Photo: Duc Anh
Government looking at all options to meet deficit level approved by NA.
The government is doing its best to keep the budget deficit at less than 5 per cent of total GDP; a level approved by the National Assembly.
Public expenses may be cut on certain unnecessary items, such as the purchase of new public vehicles, according to a directive signed by Prime Minister Nguyen Xuan Phuc.
He requested the Ministry of Finance (MoF) balance public expenses this year based on forecasts for the crude oil price - the largest contributor to Vietnam’s GDP, at nearly 30 per cent annually.
The PM’s directive comes as the country’s budget revenue in 2016 may be in shortfall due to the falling crude oil price and foreign loan repayments reaching their due date, while international trade commitments with lower tariffs will also hit State coffers.
Vietnam will repay some VND273 trillion ($12 billion) in foreign loans this year, according to MoF. PM Phuc recently approved an MoF plan whereby Vietnam will borrow some VND452 trillion ($20 billion) this year to balance the budget.
Vietnam purchases some 1,500 new public vehicles each year for State agencies, excluding vehicles for the military, public security agencies, and State-owned enterprises (SOEs), according to MoF. Total public vehicles now stand at around 37,960.
In order to raise State budget revenue, the government has asked all ministries and cities and provinces to push up SOE equitization. “SOEs and State-owned groups must make State budget contributions and their after-tax profit is not allowed to be converted into registered capital,” PM Phuc noted in the directive.
This part of the directive was made after the Bank for Investment and Development of Vietnam (BIDV) and VietinBank - two primarily State-owned banks - recorded after-tax profits in 2015 of VND7.036 trillion ($336 million) and VND7.36 trillion ($350 million), respectively.
MoF, via the State Bank of Vietnam (SBV), wanted to collect dividends to the SBV in cash, but BIDV plans to pay dividends in shares while VietinBank wants to hold on to dividends for re-investment.

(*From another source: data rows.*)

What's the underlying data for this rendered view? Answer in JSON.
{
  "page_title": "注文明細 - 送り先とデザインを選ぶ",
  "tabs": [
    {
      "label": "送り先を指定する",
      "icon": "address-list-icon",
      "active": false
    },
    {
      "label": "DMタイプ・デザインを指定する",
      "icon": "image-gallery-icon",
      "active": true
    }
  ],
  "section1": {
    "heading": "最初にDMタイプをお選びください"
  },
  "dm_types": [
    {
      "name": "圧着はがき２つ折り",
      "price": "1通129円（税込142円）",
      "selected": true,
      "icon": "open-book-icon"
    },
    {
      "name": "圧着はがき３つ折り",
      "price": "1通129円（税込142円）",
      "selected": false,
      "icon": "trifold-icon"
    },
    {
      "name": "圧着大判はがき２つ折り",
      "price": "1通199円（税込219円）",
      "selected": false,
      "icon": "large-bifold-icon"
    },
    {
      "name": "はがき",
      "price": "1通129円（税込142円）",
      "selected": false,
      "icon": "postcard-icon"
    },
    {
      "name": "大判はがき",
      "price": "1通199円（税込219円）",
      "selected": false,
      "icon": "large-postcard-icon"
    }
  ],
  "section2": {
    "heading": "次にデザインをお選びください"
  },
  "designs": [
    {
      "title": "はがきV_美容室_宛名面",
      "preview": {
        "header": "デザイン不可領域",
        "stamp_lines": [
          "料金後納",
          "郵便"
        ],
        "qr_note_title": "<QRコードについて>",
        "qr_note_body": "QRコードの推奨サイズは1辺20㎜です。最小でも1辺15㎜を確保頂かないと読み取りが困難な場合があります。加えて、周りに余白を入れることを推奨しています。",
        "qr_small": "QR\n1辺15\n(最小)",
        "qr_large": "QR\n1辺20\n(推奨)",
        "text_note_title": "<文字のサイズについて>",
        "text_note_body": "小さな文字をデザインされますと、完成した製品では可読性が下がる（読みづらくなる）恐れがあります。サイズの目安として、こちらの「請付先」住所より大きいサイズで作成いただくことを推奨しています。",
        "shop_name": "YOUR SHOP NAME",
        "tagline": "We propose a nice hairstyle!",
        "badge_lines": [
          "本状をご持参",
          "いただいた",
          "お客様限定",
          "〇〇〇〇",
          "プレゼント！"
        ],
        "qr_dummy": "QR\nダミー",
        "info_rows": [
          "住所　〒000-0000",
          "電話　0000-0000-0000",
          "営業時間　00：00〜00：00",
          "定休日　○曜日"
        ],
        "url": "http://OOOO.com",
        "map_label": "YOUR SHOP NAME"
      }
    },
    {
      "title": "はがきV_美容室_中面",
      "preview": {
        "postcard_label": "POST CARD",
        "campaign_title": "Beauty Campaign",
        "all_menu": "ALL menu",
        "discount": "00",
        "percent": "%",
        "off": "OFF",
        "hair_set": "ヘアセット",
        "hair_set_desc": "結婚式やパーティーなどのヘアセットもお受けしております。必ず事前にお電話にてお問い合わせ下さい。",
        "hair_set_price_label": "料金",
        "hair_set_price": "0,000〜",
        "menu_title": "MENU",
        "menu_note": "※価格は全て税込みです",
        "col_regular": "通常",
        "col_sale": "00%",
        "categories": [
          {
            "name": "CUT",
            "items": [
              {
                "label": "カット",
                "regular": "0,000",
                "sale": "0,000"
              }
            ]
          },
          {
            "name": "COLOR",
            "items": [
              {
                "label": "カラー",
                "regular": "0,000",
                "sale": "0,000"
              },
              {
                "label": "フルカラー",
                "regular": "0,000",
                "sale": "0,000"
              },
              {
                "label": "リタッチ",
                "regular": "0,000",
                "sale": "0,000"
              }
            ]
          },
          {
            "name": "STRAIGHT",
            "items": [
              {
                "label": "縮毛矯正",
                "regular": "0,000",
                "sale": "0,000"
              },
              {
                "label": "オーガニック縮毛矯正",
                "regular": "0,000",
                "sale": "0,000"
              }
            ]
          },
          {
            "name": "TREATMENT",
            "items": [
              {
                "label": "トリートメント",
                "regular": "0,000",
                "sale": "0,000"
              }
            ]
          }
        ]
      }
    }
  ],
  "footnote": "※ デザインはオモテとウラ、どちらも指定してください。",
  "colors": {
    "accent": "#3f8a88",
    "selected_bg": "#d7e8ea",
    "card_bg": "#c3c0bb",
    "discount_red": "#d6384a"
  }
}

Both banks have paid cash dividends of some 10 per cent per annum in previous years.
If the two banks pay dividends by cash to MoF, the State budget would receive some VND4,600 billion ($220 million), a significant sum in tough budgetary times, according to the Ho Chi Minh City Securities Corporation (HSC). The State stake in BIDV now stands at 95.28 per cent and 64.46 per cent in VietinBank.
In early June Deputy Minister of Finance Do Hoang Anh Tuan sent a written letter to the SBV asking it to insist that BIDV and VietinBank pay dividends in cash.

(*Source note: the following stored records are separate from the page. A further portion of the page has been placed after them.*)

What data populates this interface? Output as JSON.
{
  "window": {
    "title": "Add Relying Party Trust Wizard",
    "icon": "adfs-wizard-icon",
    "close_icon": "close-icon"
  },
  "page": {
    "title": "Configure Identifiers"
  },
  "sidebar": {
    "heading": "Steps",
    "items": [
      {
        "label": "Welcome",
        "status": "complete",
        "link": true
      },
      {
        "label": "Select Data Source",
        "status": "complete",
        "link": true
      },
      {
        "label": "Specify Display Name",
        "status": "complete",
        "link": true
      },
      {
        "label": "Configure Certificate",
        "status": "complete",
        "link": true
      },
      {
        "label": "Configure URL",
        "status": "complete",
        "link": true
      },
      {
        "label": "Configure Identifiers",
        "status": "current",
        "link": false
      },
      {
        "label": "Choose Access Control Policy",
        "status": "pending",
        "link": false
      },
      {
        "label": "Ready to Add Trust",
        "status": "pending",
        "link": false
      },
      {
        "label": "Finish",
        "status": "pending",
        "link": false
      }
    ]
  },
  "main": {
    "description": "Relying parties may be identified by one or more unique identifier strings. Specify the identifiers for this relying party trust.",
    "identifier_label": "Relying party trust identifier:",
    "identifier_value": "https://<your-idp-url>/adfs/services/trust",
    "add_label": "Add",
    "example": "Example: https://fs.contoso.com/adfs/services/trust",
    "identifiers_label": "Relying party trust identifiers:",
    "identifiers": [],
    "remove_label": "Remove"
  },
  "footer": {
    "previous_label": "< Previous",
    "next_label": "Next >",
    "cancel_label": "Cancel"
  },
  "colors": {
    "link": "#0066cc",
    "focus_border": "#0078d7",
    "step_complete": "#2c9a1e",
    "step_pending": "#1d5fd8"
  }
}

HSBC analysts, in their June report on Vietnam’s economy, warned that the country’s fiscal wiggle room is limited. “The government fiscal policy space is particularly constrained,” Ms. Izumi Devalier, an economist at HSBC in Hong Kong, wrote in the report. “In 2016 we forecast the budget deficit to widen again to 6.6 per cent of GDP.”
In an attempt to boost budget revenue for development expenses, the government also asked MoF to consider a favorable timeframe and conditions to issue government bonds in international and local markets this year, totaling VND17 trillion ($809 million).
Vietnam’s total budget revenue during the first five months of 2016 was reported at VND396 trillion ($18 billion), accounting for 39.1 per cent the annual plan. Expenditure, meanwhile, was VND466 trillion ($22 billion), for a deficit of $3 billion, according to MoF.
The country plans 2016 budget revenue of VND1,014 trillion ($48 billion) and expenditure of VND1,273 trillion ($60 billion), for a deficit of 4.95 per cent of GDP. “Regaining fiscal wiggle room requires efforts to broaden the revenue base and reduce current expenditure, but these reforms will take time,” Ms. Devalier wrote.